“The volume of approvals for new detached houses is at its strongest in 15 years,” HIA senior economist Shane Garrett said.
“Strong demand for new houses is being sustained by healthy rates of population growth – itself a product of robust labour markets in Australia’s largest cities.”
The ACT saw the largest expansion in new dwelling approvals during April 2018 with an increase of 39.2 per cent compared with a year earlier. Over the same period, approvals grew in Victoria (+25.8 per cent), Tasmania (+15.2 per cent) and South Australia (+1.9 per cent).
Building approvals fell in four markets over the year to April: Queensland (-11.5 per cent), the NT (-6.6 per cent), NSW (-5.4 per cent) and WA (-3.0 per cent).
Figures this month from the ABS show that Australia’s construction sector is steadying with the value of construction work in the March quarter rising by just 0.2 per cent, missing forecasts of a 1.3 per cent gain.

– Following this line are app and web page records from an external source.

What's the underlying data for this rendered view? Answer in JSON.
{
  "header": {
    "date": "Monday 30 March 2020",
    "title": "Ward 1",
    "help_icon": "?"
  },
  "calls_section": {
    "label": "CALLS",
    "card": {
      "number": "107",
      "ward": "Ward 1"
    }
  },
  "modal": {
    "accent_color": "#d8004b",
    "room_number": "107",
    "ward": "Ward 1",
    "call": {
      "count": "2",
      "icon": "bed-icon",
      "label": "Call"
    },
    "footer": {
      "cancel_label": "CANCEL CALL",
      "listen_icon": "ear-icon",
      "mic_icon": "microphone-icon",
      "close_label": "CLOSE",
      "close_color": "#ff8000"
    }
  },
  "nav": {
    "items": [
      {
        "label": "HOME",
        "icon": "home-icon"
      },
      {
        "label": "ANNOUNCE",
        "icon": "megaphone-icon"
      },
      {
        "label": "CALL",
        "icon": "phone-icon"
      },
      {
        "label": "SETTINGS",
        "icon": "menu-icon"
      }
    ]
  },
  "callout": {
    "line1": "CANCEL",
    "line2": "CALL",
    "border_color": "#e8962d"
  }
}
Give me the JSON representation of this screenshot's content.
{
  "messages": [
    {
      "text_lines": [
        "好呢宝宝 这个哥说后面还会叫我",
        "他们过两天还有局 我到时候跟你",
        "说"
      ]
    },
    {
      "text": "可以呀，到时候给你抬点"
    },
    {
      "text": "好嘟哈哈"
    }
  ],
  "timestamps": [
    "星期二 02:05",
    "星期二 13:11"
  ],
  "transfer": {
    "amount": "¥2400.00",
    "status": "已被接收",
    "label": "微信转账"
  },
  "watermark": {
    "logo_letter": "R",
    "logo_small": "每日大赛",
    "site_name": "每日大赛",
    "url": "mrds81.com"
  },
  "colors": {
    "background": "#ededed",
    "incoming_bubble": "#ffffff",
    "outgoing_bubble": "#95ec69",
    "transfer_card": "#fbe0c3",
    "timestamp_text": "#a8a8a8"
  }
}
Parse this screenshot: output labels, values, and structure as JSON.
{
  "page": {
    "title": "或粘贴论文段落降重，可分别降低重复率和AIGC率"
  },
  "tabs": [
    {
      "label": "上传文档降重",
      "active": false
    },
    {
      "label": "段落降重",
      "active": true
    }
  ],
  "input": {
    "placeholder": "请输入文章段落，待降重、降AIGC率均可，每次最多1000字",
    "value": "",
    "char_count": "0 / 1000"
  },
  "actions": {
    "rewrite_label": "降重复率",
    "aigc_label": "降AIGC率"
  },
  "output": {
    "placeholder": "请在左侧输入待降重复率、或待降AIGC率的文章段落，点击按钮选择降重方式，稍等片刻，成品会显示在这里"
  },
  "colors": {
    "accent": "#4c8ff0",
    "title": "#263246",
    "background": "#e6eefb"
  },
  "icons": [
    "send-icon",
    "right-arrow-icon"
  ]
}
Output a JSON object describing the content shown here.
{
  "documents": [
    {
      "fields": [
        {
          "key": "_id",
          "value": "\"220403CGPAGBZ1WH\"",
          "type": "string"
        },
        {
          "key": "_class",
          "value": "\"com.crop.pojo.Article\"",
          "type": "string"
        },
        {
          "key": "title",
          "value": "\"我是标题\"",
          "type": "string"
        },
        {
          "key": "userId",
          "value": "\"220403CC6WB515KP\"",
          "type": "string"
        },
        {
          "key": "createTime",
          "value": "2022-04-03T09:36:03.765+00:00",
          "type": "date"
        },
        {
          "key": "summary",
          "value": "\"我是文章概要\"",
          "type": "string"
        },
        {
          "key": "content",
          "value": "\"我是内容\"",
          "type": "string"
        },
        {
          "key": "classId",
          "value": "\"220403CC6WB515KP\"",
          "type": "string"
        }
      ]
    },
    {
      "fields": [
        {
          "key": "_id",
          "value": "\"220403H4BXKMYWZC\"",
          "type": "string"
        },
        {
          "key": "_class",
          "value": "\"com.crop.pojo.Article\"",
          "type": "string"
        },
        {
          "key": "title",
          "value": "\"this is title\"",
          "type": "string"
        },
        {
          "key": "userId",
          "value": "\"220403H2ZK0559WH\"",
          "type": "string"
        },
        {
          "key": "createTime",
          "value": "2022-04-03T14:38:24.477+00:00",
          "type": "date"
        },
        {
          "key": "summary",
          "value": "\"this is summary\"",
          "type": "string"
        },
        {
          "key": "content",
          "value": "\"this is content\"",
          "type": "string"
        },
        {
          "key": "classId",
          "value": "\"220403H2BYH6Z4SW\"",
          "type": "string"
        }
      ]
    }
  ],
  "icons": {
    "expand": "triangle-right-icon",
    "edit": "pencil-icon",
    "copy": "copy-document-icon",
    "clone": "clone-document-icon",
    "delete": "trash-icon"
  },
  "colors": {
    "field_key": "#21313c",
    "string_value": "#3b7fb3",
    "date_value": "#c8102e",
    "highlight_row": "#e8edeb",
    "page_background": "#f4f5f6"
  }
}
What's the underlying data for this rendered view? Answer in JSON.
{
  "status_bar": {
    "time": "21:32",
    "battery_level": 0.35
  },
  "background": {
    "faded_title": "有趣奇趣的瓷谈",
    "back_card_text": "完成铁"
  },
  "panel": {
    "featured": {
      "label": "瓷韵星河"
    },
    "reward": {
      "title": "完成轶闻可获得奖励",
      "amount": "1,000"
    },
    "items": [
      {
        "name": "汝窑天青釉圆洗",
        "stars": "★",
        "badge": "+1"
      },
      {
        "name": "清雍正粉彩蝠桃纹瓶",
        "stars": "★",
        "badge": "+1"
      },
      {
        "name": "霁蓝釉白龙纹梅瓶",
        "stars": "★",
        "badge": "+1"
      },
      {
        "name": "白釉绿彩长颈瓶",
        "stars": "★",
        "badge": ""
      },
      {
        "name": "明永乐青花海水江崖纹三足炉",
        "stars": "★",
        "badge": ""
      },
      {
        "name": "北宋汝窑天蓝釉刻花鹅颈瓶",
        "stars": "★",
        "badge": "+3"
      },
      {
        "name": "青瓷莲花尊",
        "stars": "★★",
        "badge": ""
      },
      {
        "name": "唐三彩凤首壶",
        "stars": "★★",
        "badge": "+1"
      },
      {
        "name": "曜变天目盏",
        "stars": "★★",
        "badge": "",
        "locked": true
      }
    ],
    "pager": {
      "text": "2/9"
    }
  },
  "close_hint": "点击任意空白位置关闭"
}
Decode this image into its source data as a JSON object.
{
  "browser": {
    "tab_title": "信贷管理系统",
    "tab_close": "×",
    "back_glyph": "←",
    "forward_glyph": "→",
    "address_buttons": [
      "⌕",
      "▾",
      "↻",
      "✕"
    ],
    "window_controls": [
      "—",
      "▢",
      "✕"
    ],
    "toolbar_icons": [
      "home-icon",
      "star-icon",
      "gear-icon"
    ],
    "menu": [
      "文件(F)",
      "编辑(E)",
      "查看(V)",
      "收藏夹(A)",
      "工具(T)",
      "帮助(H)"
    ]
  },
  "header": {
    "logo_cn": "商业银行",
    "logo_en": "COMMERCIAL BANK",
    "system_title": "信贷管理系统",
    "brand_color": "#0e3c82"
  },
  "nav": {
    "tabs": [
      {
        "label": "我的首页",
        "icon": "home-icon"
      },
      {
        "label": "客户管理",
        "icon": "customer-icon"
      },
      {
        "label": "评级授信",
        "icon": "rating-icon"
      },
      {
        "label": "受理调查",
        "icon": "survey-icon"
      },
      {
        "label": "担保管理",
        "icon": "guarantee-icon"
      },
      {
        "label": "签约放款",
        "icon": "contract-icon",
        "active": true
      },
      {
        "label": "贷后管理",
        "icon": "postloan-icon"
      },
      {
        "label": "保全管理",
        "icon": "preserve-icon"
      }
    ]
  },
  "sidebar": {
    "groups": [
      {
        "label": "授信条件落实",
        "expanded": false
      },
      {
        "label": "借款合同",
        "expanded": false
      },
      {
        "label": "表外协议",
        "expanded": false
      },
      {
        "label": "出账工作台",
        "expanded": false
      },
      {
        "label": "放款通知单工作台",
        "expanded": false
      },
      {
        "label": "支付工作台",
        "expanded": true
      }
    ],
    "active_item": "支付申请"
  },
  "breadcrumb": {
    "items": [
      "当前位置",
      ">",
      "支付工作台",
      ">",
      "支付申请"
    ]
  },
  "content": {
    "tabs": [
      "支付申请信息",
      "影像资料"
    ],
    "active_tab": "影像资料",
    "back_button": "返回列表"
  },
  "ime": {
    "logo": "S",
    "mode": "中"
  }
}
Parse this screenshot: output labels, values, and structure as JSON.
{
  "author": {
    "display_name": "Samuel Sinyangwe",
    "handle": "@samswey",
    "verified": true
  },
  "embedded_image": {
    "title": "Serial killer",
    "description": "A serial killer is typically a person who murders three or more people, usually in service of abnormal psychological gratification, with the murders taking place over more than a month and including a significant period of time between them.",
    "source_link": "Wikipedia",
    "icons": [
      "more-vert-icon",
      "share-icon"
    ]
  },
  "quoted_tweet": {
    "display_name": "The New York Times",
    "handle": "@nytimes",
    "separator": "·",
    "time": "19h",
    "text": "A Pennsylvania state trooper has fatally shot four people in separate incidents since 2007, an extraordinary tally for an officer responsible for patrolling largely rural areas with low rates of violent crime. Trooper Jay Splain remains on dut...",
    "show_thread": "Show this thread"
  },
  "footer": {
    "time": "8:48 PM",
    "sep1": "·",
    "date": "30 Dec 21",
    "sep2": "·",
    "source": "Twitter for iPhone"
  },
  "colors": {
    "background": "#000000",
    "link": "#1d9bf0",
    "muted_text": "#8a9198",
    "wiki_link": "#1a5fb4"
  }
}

The value of residential construction took a dive over the year, dropping 1.3 per cent while engineering and non-residential construction picked up the slack with 10.3 and 5.4 per cent increases respectively.